Cancer survivor Janis Ollson  talks to students in Balmoral., Man. Ollson was literally cut in half five years ago to remove an untreatable cancerous tumour. She spoke to the students about her life since the surgery, in preparation for the annual Terry Fox  Run.

KEN GIGLIOTTI / WINNIPEG FREE PRESS

Cancer survivor Janis Ollson talks to students in Balmoral., Man. Ollson was literally cut in half five years ago to remove an untreatable cancerous tumour. She spoke to the students about her life since the surgery, in preparation for the annual Terry Fox Run.

Five years ago, Janis Ollson was literally cut in half to remove an untreatable cancerous tumour.

Doctors at the Mayo Clinic in Rochester, Minn., removed her leg, lower spine and half her pelvis in the lifesaving surgery.

Ollson became the first person to receive a "pogo stick" rebuild, with her one remaining leg fused to her body with the reshaped bone from the amputated leg.

Her story made headlines around the world, which included appearances on The Today Show and in People Magazine.

Today, Ollson continues to be active and cancer-free, and she's just beginning her bachelor of education studies at Red River College and University of Winnipeg.

The Free Press caught up with Ollson Friday morning as she spoke with elementary school students in her home town of Balmoral.
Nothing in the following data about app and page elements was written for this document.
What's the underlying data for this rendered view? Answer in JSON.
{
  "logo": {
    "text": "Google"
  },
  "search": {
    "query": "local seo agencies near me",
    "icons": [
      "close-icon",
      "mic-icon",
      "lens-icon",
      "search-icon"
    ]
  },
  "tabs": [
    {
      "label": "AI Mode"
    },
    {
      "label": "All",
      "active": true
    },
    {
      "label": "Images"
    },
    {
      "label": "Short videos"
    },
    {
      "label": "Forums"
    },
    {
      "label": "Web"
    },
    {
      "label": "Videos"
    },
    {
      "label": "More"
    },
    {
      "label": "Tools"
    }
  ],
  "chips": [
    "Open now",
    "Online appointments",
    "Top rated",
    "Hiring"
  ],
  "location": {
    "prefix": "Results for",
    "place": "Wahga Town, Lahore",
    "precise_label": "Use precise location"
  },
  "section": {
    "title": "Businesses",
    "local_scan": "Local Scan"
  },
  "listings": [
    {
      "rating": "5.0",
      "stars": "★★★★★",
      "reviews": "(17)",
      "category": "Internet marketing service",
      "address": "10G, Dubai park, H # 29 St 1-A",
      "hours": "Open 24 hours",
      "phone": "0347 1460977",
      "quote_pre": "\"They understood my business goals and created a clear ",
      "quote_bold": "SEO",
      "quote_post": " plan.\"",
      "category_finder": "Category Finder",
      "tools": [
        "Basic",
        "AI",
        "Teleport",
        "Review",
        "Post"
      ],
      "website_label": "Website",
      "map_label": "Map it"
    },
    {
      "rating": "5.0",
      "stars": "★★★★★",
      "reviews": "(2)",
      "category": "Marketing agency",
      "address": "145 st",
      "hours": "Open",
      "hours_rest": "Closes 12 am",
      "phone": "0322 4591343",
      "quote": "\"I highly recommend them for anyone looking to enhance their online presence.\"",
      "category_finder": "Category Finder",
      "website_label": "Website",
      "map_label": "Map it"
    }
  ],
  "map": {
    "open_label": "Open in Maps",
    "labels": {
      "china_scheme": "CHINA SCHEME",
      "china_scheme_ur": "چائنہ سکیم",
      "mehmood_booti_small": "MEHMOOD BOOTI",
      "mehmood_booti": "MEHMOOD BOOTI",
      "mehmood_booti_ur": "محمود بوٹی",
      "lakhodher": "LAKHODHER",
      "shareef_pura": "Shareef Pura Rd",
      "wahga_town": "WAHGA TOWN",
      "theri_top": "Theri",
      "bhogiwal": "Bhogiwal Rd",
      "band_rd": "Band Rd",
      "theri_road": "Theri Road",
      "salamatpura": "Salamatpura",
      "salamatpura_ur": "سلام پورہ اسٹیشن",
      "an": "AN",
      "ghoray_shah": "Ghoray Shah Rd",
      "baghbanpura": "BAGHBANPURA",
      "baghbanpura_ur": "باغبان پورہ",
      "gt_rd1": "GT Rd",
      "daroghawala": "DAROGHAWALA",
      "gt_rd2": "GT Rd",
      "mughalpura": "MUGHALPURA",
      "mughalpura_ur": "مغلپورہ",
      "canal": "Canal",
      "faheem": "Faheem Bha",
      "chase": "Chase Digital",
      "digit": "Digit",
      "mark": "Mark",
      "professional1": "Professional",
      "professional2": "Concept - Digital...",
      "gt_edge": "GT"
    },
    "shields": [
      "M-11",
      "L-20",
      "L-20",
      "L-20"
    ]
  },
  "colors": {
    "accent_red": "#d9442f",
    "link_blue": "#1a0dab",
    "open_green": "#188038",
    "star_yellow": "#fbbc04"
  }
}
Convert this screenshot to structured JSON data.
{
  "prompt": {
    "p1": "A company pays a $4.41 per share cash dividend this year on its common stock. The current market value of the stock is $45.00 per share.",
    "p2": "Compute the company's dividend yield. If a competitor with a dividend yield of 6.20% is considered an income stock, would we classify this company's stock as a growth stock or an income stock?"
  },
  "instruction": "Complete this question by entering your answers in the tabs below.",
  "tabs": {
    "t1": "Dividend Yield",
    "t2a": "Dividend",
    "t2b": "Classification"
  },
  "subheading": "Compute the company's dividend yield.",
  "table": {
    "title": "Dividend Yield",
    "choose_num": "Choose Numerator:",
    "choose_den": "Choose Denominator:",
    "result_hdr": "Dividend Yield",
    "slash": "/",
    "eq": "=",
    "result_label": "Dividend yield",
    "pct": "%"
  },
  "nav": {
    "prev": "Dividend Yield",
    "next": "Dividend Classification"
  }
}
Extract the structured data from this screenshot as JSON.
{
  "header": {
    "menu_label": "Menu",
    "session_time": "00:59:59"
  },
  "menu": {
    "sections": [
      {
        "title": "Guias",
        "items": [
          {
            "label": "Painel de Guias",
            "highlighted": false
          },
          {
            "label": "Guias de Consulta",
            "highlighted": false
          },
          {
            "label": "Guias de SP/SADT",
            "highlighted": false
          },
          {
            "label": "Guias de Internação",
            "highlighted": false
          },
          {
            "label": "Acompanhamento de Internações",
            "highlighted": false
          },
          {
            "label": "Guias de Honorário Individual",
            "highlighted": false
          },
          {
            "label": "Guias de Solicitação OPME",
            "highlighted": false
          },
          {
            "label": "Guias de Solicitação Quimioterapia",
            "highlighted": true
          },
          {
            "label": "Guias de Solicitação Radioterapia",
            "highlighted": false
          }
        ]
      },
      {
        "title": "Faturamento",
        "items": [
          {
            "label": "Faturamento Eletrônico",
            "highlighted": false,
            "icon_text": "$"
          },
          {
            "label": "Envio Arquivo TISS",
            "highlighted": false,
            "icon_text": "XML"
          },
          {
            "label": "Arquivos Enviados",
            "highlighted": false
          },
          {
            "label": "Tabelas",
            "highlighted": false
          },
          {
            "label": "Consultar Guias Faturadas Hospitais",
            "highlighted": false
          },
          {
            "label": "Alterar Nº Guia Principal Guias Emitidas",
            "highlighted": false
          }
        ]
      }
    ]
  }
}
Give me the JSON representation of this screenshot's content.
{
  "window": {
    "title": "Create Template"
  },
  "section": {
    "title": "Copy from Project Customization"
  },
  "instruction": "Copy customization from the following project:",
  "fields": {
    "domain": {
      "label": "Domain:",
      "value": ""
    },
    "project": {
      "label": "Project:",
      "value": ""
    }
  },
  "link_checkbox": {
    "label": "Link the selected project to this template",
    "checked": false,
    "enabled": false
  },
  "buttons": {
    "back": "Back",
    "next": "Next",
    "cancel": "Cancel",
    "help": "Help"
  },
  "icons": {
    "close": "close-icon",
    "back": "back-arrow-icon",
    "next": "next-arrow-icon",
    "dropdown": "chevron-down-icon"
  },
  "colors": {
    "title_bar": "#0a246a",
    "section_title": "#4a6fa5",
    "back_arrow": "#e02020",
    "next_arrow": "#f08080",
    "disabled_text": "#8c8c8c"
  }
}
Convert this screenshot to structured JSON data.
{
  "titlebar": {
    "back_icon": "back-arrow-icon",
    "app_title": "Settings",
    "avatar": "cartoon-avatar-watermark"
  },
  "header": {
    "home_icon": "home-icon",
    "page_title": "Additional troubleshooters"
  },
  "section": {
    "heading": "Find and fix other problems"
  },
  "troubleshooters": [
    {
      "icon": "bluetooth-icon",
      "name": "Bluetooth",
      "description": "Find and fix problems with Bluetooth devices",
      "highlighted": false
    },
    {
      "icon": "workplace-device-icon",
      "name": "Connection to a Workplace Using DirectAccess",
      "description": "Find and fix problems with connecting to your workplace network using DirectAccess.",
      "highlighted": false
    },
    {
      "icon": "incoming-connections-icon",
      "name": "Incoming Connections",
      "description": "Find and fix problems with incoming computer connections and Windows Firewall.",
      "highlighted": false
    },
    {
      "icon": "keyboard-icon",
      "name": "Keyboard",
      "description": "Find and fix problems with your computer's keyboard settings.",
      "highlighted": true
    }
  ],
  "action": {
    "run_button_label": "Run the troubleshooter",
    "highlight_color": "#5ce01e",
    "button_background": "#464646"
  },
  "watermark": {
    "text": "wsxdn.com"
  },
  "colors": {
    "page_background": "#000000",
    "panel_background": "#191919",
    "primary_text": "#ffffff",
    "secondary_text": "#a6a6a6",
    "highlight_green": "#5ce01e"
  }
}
The students are taking part in the annual Terry Fox Run, which raises money for cancer research.

Check out Saturday's Free Press for more of Janis Ollson's story.